    * If you have a water tank, fill your bathtubs immediately after the quake subsides. This provides a bunch of drinkable water to supplement what you have stored. If you wait, you’ll get contamination in your water from any broken water mains.

    * If you have pets, don’t forgot to keep several days’ food on hand for them, too.

  6. Our earthquake upgrades were just as mentioned above: T-shaped metal plates to bind beams together, straps and blots epoxyed into the basement floor, “hurricane ties” to join joists to the rest and plywood sheets to brace the “cripple walls” and sill plates bolted/epoxyed to basement wall.
    Nothing too complex, but we didn’t do it. Happy to pay someone else to spend days drilling into concrete for all the bolts.

    Did the water heater strapping myself: definitely a good source of lots of fresh water. 40 gallons would last a while. Camping supplies & equipment are a good backup.

  7. This Saturday at Garfield CC anytime from 10-2. Tracy Connelly from the city’s SNAP program will be there at the beginning and end parts (they have the grand opening event for the Emergency Management Center that day) and I will be (wo)manning the table when she is gone.

    We will have information on how to be prepared for yourself, family and pets, and making your home safe.

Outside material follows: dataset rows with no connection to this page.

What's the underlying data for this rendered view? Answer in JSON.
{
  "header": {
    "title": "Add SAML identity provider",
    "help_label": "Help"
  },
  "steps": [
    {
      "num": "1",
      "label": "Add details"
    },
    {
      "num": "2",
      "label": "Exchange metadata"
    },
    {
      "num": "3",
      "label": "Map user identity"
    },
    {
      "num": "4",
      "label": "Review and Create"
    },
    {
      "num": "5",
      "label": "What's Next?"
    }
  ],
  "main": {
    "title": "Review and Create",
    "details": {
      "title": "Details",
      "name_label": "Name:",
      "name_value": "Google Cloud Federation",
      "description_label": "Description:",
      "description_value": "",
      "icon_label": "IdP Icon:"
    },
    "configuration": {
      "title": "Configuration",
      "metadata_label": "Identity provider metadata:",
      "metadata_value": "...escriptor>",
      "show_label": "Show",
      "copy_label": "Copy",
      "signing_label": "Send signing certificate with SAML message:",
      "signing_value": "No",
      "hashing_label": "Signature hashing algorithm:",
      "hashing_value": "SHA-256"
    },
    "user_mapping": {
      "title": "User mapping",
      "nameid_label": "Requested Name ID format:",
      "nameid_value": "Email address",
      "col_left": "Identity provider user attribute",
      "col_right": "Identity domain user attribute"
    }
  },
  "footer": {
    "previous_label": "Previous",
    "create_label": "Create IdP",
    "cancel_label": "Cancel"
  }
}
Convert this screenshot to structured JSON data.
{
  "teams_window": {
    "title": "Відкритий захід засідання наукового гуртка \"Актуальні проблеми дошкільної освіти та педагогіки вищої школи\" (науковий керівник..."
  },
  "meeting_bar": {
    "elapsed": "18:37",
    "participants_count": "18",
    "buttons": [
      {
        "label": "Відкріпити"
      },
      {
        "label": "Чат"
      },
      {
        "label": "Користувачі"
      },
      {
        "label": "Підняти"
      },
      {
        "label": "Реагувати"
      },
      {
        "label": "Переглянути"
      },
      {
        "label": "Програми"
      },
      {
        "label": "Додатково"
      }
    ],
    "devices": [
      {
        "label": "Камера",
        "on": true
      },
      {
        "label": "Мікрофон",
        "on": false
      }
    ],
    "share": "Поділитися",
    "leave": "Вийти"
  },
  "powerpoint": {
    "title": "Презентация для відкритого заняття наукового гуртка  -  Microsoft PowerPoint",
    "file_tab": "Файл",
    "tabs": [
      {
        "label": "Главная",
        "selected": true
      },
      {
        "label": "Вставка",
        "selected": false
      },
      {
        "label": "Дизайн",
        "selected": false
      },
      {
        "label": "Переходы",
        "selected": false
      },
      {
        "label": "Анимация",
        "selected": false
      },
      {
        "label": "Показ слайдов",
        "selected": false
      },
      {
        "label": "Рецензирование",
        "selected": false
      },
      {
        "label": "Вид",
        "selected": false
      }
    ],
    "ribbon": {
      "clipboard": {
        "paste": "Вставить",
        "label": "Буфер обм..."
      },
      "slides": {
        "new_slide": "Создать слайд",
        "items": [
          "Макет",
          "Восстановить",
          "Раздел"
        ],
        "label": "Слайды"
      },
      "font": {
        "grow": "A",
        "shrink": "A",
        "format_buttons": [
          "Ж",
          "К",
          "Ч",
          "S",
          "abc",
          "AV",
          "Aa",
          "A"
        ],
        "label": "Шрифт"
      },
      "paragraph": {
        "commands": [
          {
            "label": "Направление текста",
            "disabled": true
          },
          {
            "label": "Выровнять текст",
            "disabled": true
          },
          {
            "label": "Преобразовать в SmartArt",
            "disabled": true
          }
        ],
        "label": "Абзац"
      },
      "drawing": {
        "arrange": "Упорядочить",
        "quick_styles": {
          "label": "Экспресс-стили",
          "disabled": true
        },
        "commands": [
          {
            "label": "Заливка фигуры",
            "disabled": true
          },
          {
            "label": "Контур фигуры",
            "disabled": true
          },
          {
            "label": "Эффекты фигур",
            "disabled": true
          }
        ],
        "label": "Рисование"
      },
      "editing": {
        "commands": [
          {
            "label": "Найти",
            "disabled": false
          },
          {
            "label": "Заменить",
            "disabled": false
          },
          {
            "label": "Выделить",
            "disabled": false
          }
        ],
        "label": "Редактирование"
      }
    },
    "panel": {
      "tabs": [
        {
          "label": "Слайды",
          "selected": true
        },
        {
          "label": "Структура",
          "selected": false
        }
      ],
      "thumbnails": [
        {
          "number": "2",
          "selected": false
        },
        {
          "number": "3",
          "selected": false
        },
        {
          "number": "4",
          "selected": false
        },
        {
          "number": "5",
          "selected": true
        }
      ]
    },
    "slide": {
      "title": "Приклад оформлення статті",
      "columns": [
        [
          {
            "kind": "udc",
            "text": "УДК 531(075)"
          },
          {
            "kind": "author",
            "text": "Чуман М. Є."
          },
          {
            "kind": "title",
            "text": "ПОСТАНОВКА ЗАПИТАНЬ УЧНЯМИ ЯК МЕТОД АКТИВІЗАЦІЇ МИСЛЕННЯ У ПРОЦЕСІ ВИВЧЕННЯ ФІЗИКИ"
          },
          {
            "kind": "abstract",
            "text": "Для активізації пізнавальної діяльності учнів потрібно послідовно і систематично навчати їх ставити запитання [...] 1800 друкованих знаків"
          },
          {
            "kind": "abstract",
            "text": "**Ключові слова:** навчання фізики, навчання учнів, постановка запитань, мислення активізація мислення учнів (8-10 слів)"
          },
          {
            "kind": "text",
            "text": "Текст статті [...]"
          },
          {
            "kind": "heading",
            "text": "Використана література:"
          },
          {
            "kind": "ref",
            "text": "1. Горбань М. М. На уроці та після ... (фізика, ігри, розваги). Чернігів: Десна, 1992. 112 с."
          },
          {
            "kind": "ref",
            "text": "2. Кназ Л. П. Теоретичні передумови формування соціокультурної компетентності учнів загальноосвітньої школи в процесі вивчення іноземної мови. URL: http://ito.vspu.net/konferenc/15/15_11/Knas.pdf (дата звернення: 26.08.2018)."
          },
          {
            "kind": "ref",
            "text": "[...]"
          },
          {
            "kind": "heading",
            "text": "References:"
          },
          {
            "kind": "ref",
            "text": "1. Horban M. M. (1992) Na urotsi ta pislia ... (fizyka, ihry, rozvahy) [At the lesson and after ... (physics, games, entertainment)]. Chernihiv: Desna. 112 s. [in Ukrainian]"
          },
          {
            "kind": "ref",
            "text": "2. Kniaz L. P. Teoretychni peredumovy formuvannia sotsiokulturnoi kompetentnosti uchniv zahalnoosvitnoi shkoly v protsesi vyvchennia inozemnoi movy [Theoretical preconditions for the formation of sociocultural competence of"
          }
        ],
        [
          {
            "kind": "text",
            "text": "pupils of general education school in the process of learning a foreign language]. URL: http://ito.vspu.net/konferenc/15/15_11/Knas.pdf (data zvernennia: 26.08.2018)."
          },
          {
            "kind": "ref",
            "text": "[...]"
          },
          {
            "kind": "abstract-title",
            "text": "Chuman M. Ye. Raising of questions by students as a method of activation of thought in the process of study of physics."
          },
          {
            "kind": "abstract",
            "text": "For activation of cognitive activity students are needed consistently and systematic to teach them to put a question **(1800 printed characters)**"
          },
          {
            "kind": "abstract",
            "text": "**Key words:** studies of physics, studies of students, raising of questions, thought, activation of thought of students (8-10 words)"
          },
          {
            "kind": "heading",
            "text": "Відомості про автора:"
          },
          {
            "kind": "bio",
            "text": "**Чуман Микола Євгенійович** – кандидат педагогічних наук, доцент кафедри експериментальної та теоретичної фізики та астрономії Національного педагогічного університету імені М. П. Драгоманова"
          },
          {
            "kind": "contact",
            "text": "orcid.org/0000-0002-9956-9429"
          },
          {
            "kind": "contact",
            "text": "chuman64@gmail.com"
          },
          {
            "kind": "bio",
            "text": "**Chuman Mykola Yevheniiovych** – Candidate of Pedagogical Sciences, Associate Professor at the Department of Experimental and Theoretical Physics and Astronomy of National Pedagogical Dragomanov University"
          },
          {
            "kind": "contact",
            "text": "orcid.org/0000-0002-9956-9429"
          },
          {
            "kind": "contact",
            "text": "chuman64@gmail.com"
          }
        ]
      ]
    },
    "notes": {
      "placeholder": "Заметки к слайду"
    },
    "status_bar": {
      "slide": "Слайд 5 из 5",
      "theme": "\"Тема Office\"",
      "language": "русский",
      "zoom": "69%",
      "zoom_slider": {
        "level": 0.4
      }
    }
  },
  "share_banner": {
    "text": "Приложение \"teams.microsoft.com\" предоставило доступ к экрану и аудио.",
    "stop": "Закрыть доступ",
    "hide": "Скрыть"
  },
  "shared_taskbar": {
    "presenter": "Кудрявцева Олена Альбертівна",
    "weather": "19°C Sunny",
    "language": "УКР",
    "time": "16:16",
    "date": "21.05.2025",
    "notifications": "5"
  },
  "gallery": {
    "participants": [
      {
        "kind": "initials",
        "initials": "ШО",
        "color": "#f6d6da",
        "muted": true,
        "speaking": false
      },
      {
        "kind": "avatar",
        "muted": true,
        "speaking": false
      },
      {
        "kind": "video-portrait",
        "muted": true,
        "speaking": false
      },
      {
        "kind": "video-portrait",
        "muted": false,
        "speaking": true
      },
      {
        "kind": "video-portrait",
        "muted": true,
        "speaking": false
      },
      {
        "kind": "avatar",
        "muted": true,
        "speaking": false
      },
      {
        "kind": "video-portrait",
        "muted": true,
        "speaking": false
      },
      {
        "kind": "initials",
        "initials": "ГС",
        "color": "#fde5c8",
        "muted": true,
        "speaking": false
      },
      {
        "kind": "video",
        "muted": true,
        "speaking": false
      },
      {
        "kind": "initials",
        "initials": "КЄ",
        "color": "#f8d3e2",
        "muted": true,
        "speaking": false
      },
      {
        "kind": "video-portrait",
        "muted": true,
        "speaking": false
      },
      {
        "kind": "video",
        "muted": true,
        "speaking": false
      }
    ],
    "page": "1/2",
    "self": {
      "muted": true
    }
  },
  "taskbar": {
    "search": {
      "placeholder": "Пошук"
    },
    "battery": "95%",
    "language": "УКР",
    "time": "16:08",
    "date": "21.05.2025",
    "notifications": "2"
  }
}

It’s unlikely that first responders will be very available to everyone during a crisis. SNAP works with neighborhoods to develop community preparedness. What are the scenarios and needs? What are the skills in the neighborhood? Where are neighbors with special needs? Who are the people with training and skills? Do they have supplies stored in their homes? All within walking distance. How does the neighborhood coordinate with the rest of the area?

    After the storms and outages two years ago, I found out a friend had gas to cook and I had gas to heat. She was freezing and I was hungry. Minor inconvenience, I know. But, it made me think that I’d like to go beyond the things I need to do personally like put latching doors on the bookcases and cabinets that I did strap to the studs.

  8. So, where do I keep my supplies? Do I store them in the basement of our 100 year old home, in the pantry, in the cement bunker we call a garage, or have items in all 3 and our vehicles? I’ve seen all the lists about what to have on hand, but where is the safest place to store them in case there is a large earthquake?

  9. Put them in watertight Rubbermaid containers. Ideally in two locations (the garage and the car).

  10. Scott, yes I actually do use my EE degree, or at least did before the term manager crept into my title. I have worked as an engineer in semiconductors for almost 11 years now. But I now have the title of Program Manger for R&D projects, so questionable how much I use those skills anymore these days.

    Totally agree that you need the full retrofit for insurance reasons. My 101 year old house is the first that I have not had earthquake insurance for because of the cost to benefit ratio. My house was renovated by previous owner in 2005 and reportedly secured to the foundation, but unfortunately there is not proof because the basement is completely finished and it would require opening the walls to verify. Even then, insurance was going to be quite pricey and really requires a lot of damage before it is worth making a claim.